A further 37,100 people claimed JSA over the last month, and the claimant count is now 0.3 percentage points higher this time last year.
The number of people working part time because they could not get a full time job now stands at a record high of 1.25 million people.
The geography of jobs is changing, and so is their nature.
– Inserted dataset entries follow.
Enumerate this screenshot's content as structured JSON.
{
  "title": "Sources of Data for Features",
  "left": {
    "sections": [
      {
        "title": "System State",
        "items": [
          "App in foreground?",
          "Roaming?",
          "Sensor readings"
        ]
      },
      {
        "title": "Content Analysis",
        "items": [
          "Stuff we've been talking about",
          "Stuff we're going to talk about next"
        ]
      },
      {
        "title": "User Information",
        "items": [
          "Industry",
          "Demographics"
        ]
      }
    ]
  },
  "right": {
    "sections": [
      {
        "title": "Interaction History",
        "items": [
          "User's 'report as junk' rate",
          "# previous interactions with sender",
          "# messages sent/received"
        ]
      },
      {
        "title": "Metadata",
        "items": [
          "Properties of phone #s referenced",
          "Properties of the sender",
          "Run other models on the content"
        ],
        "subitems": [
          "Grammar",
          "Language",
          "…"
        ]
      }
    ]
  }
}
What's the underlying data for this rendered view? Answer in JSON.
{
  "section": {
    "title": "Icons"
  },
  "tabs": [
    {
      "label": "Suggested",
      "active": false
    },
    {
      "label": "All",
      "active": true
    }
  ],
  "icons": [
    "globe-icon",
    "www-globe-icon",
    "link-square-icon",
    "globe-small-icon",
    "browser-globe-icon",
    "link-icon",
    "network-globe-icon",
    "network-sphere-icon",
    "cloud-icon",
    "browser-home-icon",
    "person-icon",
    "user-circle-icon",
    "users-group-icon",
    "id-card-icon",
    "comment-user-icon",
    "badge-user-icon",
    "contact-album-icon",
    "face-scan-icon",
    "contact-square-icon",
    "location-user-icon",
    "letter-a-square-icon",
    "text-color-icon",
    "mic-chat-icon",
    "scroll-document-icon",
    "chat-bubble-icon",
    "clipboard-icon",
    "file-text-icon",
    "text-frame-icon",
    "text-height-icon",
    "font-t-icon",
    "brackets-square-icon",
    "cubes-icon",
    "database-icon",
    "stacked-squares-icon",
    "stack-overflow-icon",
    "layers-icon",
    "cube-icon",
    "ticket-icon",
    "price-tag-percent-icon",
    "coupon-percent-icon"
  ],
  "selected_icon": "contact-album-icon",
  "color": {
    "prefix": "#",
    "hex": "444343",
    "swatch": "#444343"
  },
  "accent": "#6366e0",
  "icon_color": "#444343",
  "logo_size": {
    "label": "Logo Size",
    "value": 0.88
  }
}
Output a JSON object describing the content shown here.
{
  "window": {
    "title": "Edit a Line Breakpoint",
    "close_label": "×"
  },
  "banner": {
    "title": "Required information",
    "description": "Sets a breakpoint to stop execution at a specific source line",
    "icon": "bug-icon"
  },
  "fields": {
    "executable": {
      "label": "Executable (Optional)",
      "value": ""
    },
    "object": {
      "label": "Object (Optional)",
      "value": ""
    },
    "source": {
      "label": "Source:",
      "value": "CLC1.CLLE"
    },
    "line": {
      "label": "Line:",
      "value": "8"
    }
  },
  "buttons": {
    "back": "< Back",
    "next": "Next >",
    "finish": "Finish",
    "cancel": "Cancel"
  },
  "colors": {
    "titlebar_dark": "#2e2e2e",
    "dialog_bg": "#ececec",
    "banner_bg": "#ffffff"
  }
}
Both of these trends make spatial mobility and qualifications and skills increasingly important at the lower-end of the labour market.
There is a great deal of excitement about the fall in unemployment - 88,000 people in the three months to April – in the press on the back of June’s labour market statistics.
Monthly Labour Market Briefing from Paul Swinney - the Coalition one year on.
With university fees increasing and the majority of universities set to charge the full £9,000, what does this mean for city economies?
Monthly Labour Market Briefing from Paul Swinney, with an overview of the Work Programme.
Monthly Labour Market Briefing from Paul Swinney, with analysis of the impact of the recession three years on.